    While some of the results were interesting, many feel that the questions were grouped and worded arbitrarily and lacked context, making the results inconclusive.

    Some of the comments from members of the Committee seemed to support this view, with some questioning the use of the term "neighborhood schools," when true neighborhood schools havn't existed for quite some time, and wondering how people defined "small" class sizes.  Galinski even acknowledged that some questions resulted in competing priorities being chosen by the respondents, and would require further study.

    Nonetheless a few points stood out as interesting.
    • Respondents (Parents, Staff and other Comminitee Members) all rated Art & Music and the Kindergarten program at the district's most important programs.
    • Parents and other community members rated "small classes" as the most important "resource" while teachers and staff rated "Salary and Benefits" number one.
    • All groups were clearly against moving 5th graders to the middle school.
    • When given a list of priorities in any future redistricting plan, all groups rated "quality of education" first and "open enrollment" last.
    The survey also gave respondents ample opportunity to write narrative responses, however Dr. Galinski didn't include those in her presentation as many had hoped.  Seeing these responses might help add context to some of the results, and give a clearer perspective on the community's views on any future restructuring proposals.

    Monday, March 7, 2011

    Galinski to Present Shortfall Survey Results

    The School Committee will meet and hear a presentation from Superintendent Galinski on the results of the recent Budget Shortfall Survey at this week's regular meeting.  The Wednesday night meeting at City Hall starts at 7:00 and will be televised live on BevCam.

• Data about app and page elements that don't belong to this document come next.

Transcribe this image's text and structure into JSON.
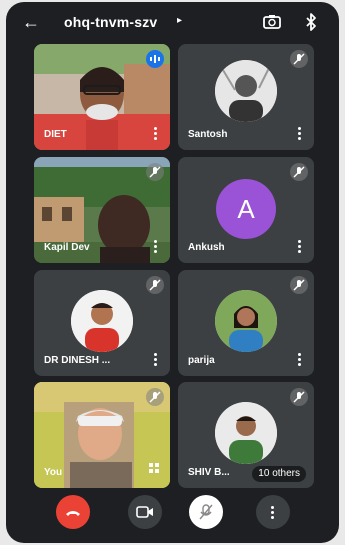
{
  "header": {
    "meeting_code": "ohq-tnvm-szv",
    "caret": "▸"
  },
  "tiles": [
    {
      "name": "DIET"
    },
    {
      "name": "Santosh"
    },
    {
      "name": "Kapil Dev"
    },
    {
      "name": "Ankush",
      "initial": "A"
    },
    {
      "name": "DR DINESH ..."
    },
    {
      "name": "parija"
    },
    {
      "name": "You"
    },
    {
      "name": "SHIV B..."
    }
  ],
  "overflow": {
    "label": "10 others"
  },
  "colors": {
    "end_call": "#ea4335",
    "avatar_purple": "#9a52d6",
    "speaking_blue": "#1a73e8",
    "tile_bg": "#3c4043",
    "screen_bg": "#1d1f22"
  }
}
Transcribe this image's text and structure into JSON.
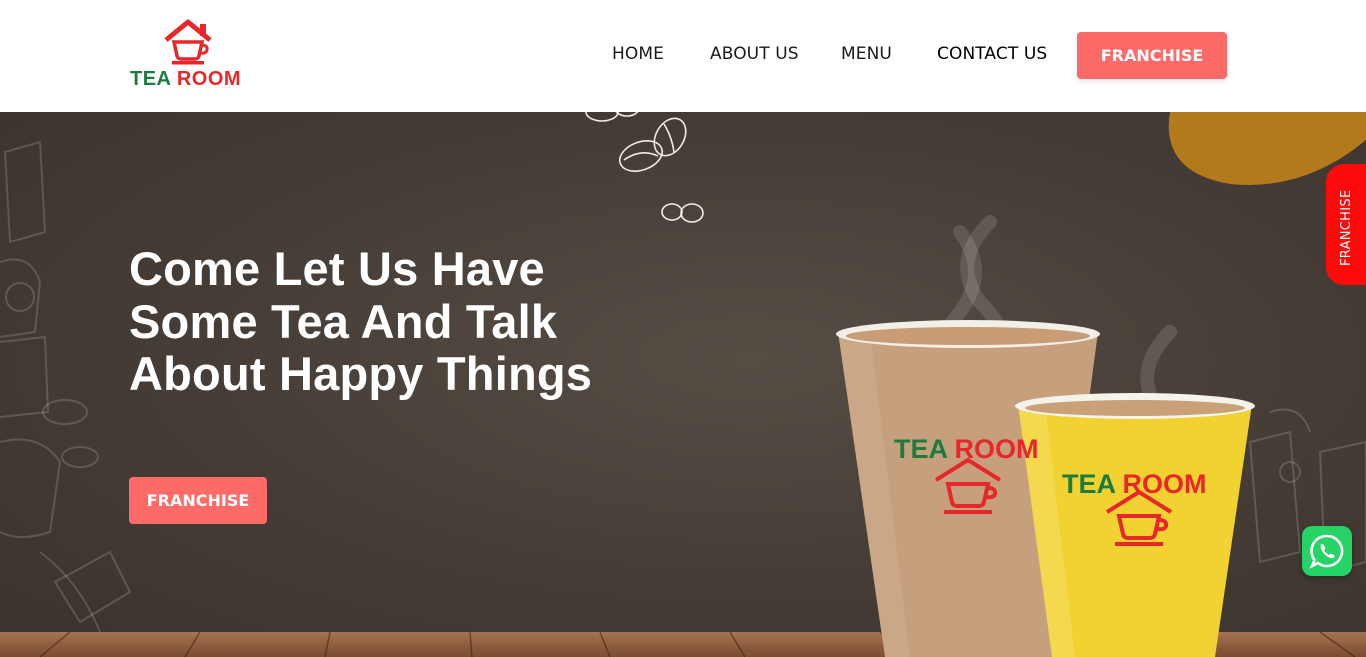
{
  "header": {
    "logo": {
      "word1": "TEA",
      "word2": "ROOM"
    },
    "nav": [
      {
        "label": "HOME"
      },
      {
        "label": "ABOUT US"
      },
      {
        "label": "MENU"
      },
      {
        "label": "CONTACT US"
      }
    ],
    "franchise_button": "FRANCHISE"
  },
  "hero": {
    "title": "Come Let Us Have Some Tea And Talk About Happy Things",
    "franchise_button": "FRANCHISE",
    "cup_brand_word1": "TEA",
    "cup_brand_word2": "ROOM"
  },
  "side_tab": {
    "label": "FRANCHISE"
  },
  "whatsapp": {
    "icon": "whatsapp-icon"
  },
  "colors": {
    "accent": "#fd6b68",
    "side_tab": "#ff0a0a",
    "brand_green": "#1e7b3f",
    "brand_red": "#e8272a",
    "hero_bg": "#453c35",
    "whatsapp": "#25d366"
  }
}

    We also hope to hear an update on the numbers regarding the FY12 budget, which were last discussed at the Committee of the Whole meeting in February.  While the figures at that point didn't look as bad as most expected, many of the underlying numbers from the state were thought to be overly optimistic.

    If there are any further details on the meeting agenda we will post and tweet an update.

    Here is the schedule of upcoming school committee meetings as we get deeper in budget season.